Date of Award

Spring 2023

Document Type

Open Access Dissertation

Department

Biomedical Science

First Advisor

Claudia Grillo

Abstract

Obesity has created a devastating public health crisis that severely affects both quality of life and exacerbates serious health conditions such as heart disease and diabetes. For this reason, better treatments are critical, yet there are very few. The systems that regulate our metabolism and food consumption are intricate, complex, and still poorly understood, as the brain integrates peripheral signals with central neural networks to control our energy balance. One of these peripheral signals, leptin, holds great promise as a way to treat obesity but has been ineffective in patients with obesity. Therefore, our goal is to better understand the mechanisms leptin utilizes to control food intake to develop better targets for appetite regulation. This study characterizes a novel, leptin-dependent pathway that begins in the dorsal raphe nucleus (DRN) and projects to the arcuate (ARC) nucleus of the hypothalamus, using serotonin (5-HT) to drive its anorectic effects. This novel pathway may hold significance in understanding the complete picture of how leptin affects the brain to control food intake. I conducted several studies to test the overarching hypothesis of this proposal that 5-HT released from the leptin receptor expressing neurons in the DRN works to reduce food intake through the ARC. First, neuroanatomical tracing tools were used to map projections from leptin receptor expressing 5-HT DRN neurons to the ARC. Second, pharmacology and optogenetics were used to activate these leptin receptor expressing DRN neurons to evaluate their effect on food intake. Third, the role of 5-HT was examined by in vivo microdialysis following leptin administration to the DRN, as well as using pharmacological depletion of 5-HT. Finally, a 5-HT2C receptor antagonist was administered to the ARC prior to leptin in the DRN to examine the role of these receptors in leptin’s anorectic effects. Examination of this neural pathway will ultimately lead to a stronger understanding of appetite regulation in the central nervous system, allowing for alternate targets for the treatment of obesity.

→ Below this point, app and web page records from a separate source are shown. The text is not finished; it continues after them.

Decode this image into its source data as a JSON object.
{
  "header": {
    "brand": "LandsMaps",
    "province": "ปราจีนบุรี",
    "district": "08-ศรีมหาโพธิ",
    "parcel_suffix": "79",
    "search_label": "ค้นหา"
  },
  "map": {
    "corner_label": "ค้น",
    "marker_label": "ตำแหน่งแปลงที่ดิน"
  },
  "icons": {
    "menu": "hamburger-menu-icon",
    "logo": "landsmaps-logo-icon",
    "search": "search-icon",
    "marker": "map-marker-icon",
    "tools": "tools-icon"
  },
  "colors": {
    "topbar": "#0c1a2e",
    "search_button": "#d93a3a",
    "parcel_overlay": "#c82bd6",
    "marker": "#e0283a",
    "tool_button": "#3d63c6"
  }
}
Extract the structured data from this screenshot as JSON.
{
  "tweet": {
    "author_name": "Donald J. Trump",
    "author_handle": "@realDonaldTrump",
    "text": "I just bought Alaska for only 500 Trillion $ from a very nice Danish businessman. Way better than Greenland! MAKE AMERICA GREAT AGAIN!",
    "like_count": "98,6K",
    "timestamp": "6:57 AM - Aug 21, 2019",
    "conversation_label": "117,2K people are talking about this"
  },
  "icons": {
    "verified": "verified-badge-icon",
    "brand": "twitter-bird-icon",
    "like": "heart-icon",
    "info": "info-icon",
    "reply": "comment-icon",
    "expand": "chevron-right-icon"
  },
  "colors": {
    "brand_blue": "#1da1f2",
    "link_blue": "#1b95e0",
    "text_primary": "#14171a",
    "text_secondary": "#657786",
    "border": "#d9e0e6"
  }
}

Available for download on Thursday, May 15, 2025

Share

COinS